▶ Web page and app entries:
==========

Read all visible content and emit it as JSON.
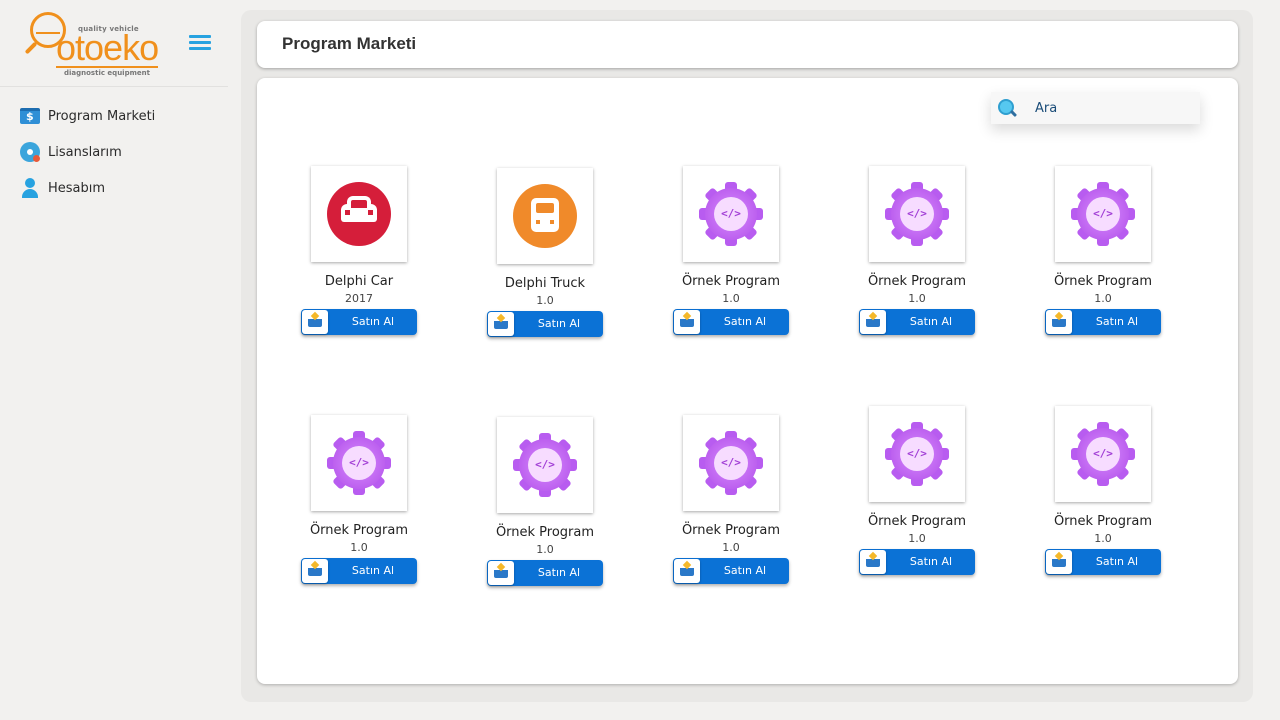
{
  "sidebar": {
    "logo": {
      "tagline_top": "quality vehicle",
      "brand": "otoeko",
      "tagline_bottom": "diagnostic equipment"
    },
    "items": [
      {
        "label": "Program Marketi",
        "icon": "money-icon"
      },
      {
        "label": "Lisanslarım",
        "icon": "disc-icon"
      },
      {
        "label": "Hesabım",
        "icon": "user-icon"
      }
    ]
  },
  "header": {
    "title": "Program Marketi"
  },
  "search": {
    "placeholder": "Ara",
    "value": ""
  },
  "products": [
    {
      "name": "Delphi Car",
      "version": "2017",
      "icon": "car-icon",
      "buy_label": "Satın Al"
    },
    {
      "name": "Delphi Truck",
      "version": "1.0",
      "icon": "truck-icon",
      "buy_label": "Satın Al"
    },
    {
      "name": "Örnek Program",
      "version": "1.0",
      "icon": "gear-code-icon",
      "buy_label": "Satın Al"
    },
    {
      "name": "Örnek Program",
      "version": "1.0",
      "icon": "gear-code-icon",
      "buy_label": "Satın Al"
    },
    {
      "name": "Örnek Program",
      "version": "1.0",
      "icon": "gear-code-icon",
      "buy_label": "Satın Al"
    },
    {
      "name": "Örnek Program",
      "version": "1.0",
      "icon": "gear-code-icon",
      "buy_label": "Satın Al"
    },
    {
      "name": "Örnek Program",
      "version": "1.0",
      "icon": "gear-code-icon",
      "buy_label": "Satın Al"
    },
    {
      "name": "Örnek Program",
      "version": "1.0",
      "icon": "gear-code-icon",
      "buy_label": "Satın Al"
    },
    {
      "name": "Örnek Program",
      "version": "1.0",
      "icon": "gear-code-icon",
      "buy_label": "Satın Al"
    },
    {
      "name": "Örnek Program",
      "version": "1.0",
      "icon": "gear-code-icon",
      "buy_label": "Satın Al"
    }
  ],
  "colors": {
    "accent": "#0b72d6",
    "brand": "#f0901c",
    "car": "#d51e3a",
    "truck": "#f08a2a",
    "gear": "#b85cf0"
  }
}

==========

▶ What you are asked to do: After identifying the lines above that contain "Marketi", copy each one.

▶ Final answer:
        "label": "Program Marketi",
    "title": "Program Marketi"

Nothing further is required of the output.